Copper Butterflies: Pictures and Identificaation Help

picture of copper butterfly

Sixteen native copper butterflies (subfamily Lycaeninae) of butterflies, inhabit North American fields, forests and roadsides. All but four inhabit Western areas. The small number of species translates into a special day when a copper butterfly lands in the garden.

At a distance, the brown wings of copper butterflies gives them a physical resemblance with many of the brown wing, female blue butterfly species. With the exception of the Blue Copper, the top wings of most male coppers come in shades of orange or copper. One slight identification problem comes up. While most copper butterflies follow the tailess rule like the blue butterflies, the Tailed Copper (Lycaena arota) provides an exception to the rule. They are a common species in the West, with the exception of the northern most and desert areas.

Accurate identification requires a view of the underside of the wings. Often coppers nectar with their wings folded, so getting a side view picture can be a relatively easy task.

Two colorful western species, the Lilac-bordered Copper (Lycaena nivalis) and Purplish Copper, share many physical features.

The Purplish Copper (Lycaena helloides) inhabits both high and low elevation areas.

The name comes from the purple shade on the top wings of the male. It eventually fades, leaving the wings a duller brown color. Hints of purple remain on the wings of the male in the top picture.

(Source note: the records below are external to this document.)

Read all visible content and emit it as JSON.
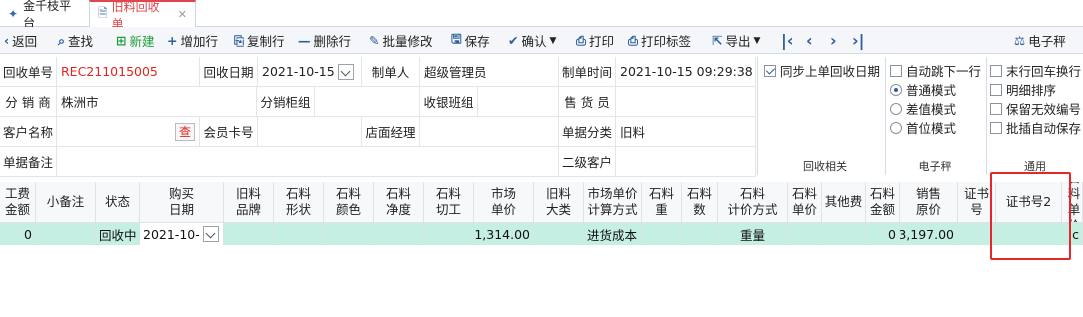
{
  "tabs": [
    {
      "label": "金千枝平台",
      "icon": "app-logo-icon"
    },
    {
      "label": "旧料回收单",
      "icon": "document-icon"
    }
  ],
  "toolbar": {
    "back": "返回",
    "search": "查找",
    "new": "新建",
    "add_row": "增加行",
    "copy_row": "复制行",
    "delete_row": "删除行",
    "batch_edit": "批量修改",
    "save": "保存",
    "confirm": "确认",
    "print": "打印",
    "print_label": "打印标签",
    "export": "导出",
    "scale": "电子秤"
  },
  "form": {
    "recycle_no_label": "回收单号",
    "recycle_no": "REC211015005",
    "recycle_date_label": "回收日期",
    "recycle_date": "2021-10-15",
    "maker_label": "制单人",
    "maker": "超级管理员",
    "make_time_label": "制单时间",
    "make_time": "2021-10-15 09:29:38",
    "branch_label": "分 销 商",
    "branch": "株洲市",
    "counter_label": "分销柜组",
    "counter": "",
    "cashier_label": "收银班组",
    "cashier": "",
    "salesman_label": "售 货 员",
    "salesman": "",
    "customer_label": "客户名称",
    "customer": "",
    "query_btn": "查",
    "member_label": "会员卡号",
    "member": "",
    "manager_label": "店面经理",
    "manager": "",
    "category_label": "单据分类",
    "category": "旧料",
    "remark_label": "单据备注",
    "remark": "",
    "sub_customer_label": "二级客户",
    "sub_customer": ""
  },
  "options": {
    "sync_date": "同步上单回收日期",
    "auto_next": "自动跳下一行",
    "normal_mode": "普通模式",
    "diff_mode": "差值模式",
    "first_mode": "首位模式",
    "last_row_enter": "末行回车换行",
    "detail_sort": "明细排序",
    "keep_invalid": "保留无效编号",
    "batch_insert_save": "批插自动保存",
    "group_recycle": "回收相关",
    "group_scale": "电子秤",
    "group_general": "通用"
  },
  "grid": {
    "headers": [
      "工费\n金额",
      "小备注",
      "状态",
      "购买\n日期",
      "旧料\n品牌",
      "石料\n形状",
      "石料\n颜色",
      "石料\n净度",
      "石料\n切工",
      "市场\n单价",
      "旧料\n大类",
      "市场单价\n计算方式",
      "石料\n重",
      "石料\n数",
      "石料\n计价方式",
      "石料\n单价",
      "其他费",
      "石料\n金额",
      "销售\n原价",
      "证书号",
      "证书号2",
      "石料\n单价"
    ],
    "row": [
      "0",
      "",
      "回收中",
      "2021-10-",
      "",
      "",
      "",
      "",
      "",
      "1,314.00",
      "",
      "进货成本",
      "",
      "",
      "重量",
      "",
      "",
      "0",
      "3,197.00",
      "",
      "",
      "c"
    ]
  }
}
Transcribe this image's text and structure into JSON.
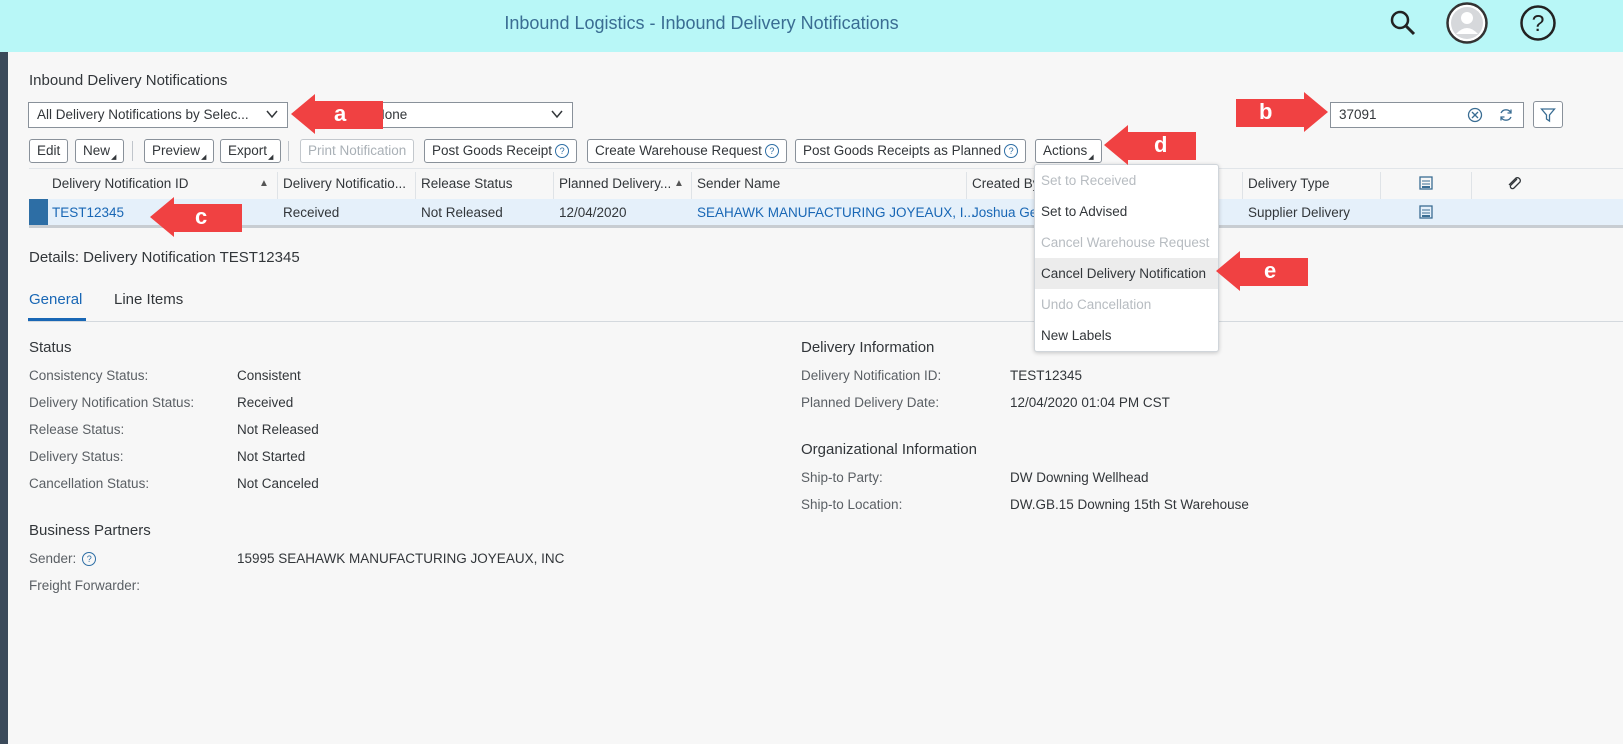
{
  "shell": {
    "title": "Inbound Logistics - Inbound Delivery Notifications"
  },
  "page": {
    "title": "Inbound Delivery Notifications"
  },
  "filters": {
    "variant_value": "All Delivery Notifications by Selec...",
    "second_value": "None",
    "search_value": "37091"
  },
  "toolbar": {
    "edit": "Edit",
    "new": "New",
    "preview": "Preview",
    "export": "Export",
    "print": "Print Notification",
    "post_goods_receipt": "Post Goods Receipt",
    "create_warehouse_request": "Create Warehouse Request",
    "post_goods_receipts_planned": "Post Goods Receipts as Planned",
    "actions": "Actions"
  },
  "table": {
    "headers": [
      "Delivery Notification ID",
      "Delivery Notificatio...",
      "Release Status",
      "Planned Delivery...",
      "Sender Name",
      "Created By",
      "Delivery Type"
    ],
    "row": {
      "id": "TEST12345",
      "status": "Received",
      "release": "Not Released",
      "planned": "12/04/2020",
      "sender": "SEAHAWK MANUFACTURING JOYEAUX, I...",
      "created_by": "Joshua Ge",
      "type": "Supplier Delivery"
    }
  },
  "actions_menu": {
    "items": [
      "Set to Received",
      "Set to Advised",
      "Cancel Warehouse Request",
      "Cancel Delivery Notification",
      "Undo Cancellation",
      "New Labels"
    ]
  },
  "callouts": {
    "a": "a",
    "b": "b",
    "c": "c",
    "d": "d",
    "e": "e"
  },
  "details": {
    "title": "Details: Delivery Notification TEST12345",
    "tabs": [
      "General",
      "Line Items"
    ],
    "status": {
      "heading": "Status",
      "consistency_label": "Consistency Status:",
      "consistency": "Consistent",
      "dn_status_label": "Delivery Notification Status:",
      "dn_status": "Received",
      "release_label": "Release Status:",
      "release": "Not Released",
      "delivery_label": "Delivery Status:",
      "delivery": "Not Started",
      "cancel_label": "Cancellation Status:",
      "cancel": "Not Canceled"
    },
    "partners": {
      "heading": "Business Partners",
      "sender_label": "Sender:",
      "sender": "15995 SEAHAWK MANUFACTURING JOYEAUX, INC",
      "ff_label": "Freight Forwarder:"
    },
    "delivery_info": {
      "heading": "Delivery Information",
      "id_label": "Delivery Notification ID:",
      "id": "TEST12345",
      "date_label": "Planned Delivery Date:",
      "date": "12/04/2020 01:04 PM CST"
    },
    "org_info": {
      "heading": "Organizational Information",
      "ship_party_label": "Ship-to Party:",
      "ship_party": "DW Downing Wellhead",
      "ship_loc_label": "Ship-to Location:",
      "ship_loc": "DW.GB.15 Downing 15th St Warehouse"
    }
  },
  "colors": {
    "shell": "#b8f7f7",
    "link": "#1967b5",
    "callout": "#f04142",
    "row_selected": "#e5f0fa"
  }
}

Along with the purple tinge to the wings, the male Purplish Copper displays orange spots at the bottom of the wing and dark spots on the wings.

Purplish Copper butterflies often get differentiated from Lilac-bordered Coppers by the presence of more dark spots on the top wings.

picture of the top wings of a male lilac-bordered copper butterfly

Comparing the top picture with picture two, a male Lilac-ordered Copper, highlights the difference in wing spotting patterns.

picture of a mariposa copper butterfly

The Mariposa Copper (Lycaena mariposa), a hardy species, inhabits both lower and higher elevations areas of Western North America.

The contrasting orange (top) and gray (bottom) bottom wings, seen in picture three, also make is a fairly easy copper to identify.

Look for it in areas with high density heath plants such as blueberry bushes and heather.

picture of a top view of a Maripossa Copper butterfly
Here’s the top view of the Maripossa copper.

picture of an Edith's copper butterfly
The Edith’s Copper (Lycaena editha), a somewhat dull color copper of the Northwest and Northern Rocky Mountain regions, can look similar to the Great Copper.

Edith’s Copper tend to be a higher elevation species while Great Coppers tend to be lower elevation species.

Picture four shows a side view of the wings and their series of darker and lighter brown shaded spots. The washed out color extends to a couple of missing orange spots at the bottom of the lower wing.

picture of a side view of a Blue Copper butterfly, Lycaena heteronea
Ok. So identifying Copper butterflies in the West can get a bit confusing when you get to the Blue Copper. It’s normally larger than the real blue butterflies. The side view shows a pattern to help with identification.

picture of the top view of the wings of a female blue copper butterfly
Here’s a picture that shows the top view of a female Blue Copper.

picture of a Hermes Copper butterfly, Lycaena hermes
The next Copper butterflies confusion comes from the species with the tails like the Hairstreak buterflies. The Hermes Copper is a California species found only in the very south around the San Diego area.

picture of a side view of a Tailed Copper butterfly
Tailed Copper butterflies are more wide ranging, found in most of the Rocky Mountain states and along the West Coast. The patter on the under side of the wing, along with the tail are very good identification clues.

picture of a side view of a Bronze Copper butterfly
In the Northeast, New England and the Uppermidwest, the Bronze Copper has a bold color on both the top and bottom of the wings. Here’s a side view.

picture of a top view of a Bronze Copper Butterfly
This picture shows the top view of the Bronze Copper. It’s hard to misidentify it.

picture of a side view of a Dorcas Copper butterfly
Dorcas Copper butterflies are special to the Mountain Prairie states. The side view highights the brown shading to the wings.

picture of a side view of a Gorgon Copper butterfly
Gorgon coppers are a California species with a less than distinctive brown top and side.

picture of a side view of a Great Copper butterfly
Great Copper butterflies are another less than distinctive looking butterfly from California, with maybe some spillover into Oregon. The top of the wings are brown. Look for the pattern on the side view for identification help.

picture of a Ruddy Copper butterfly
Ruddy Coppers are wide ranging in the West.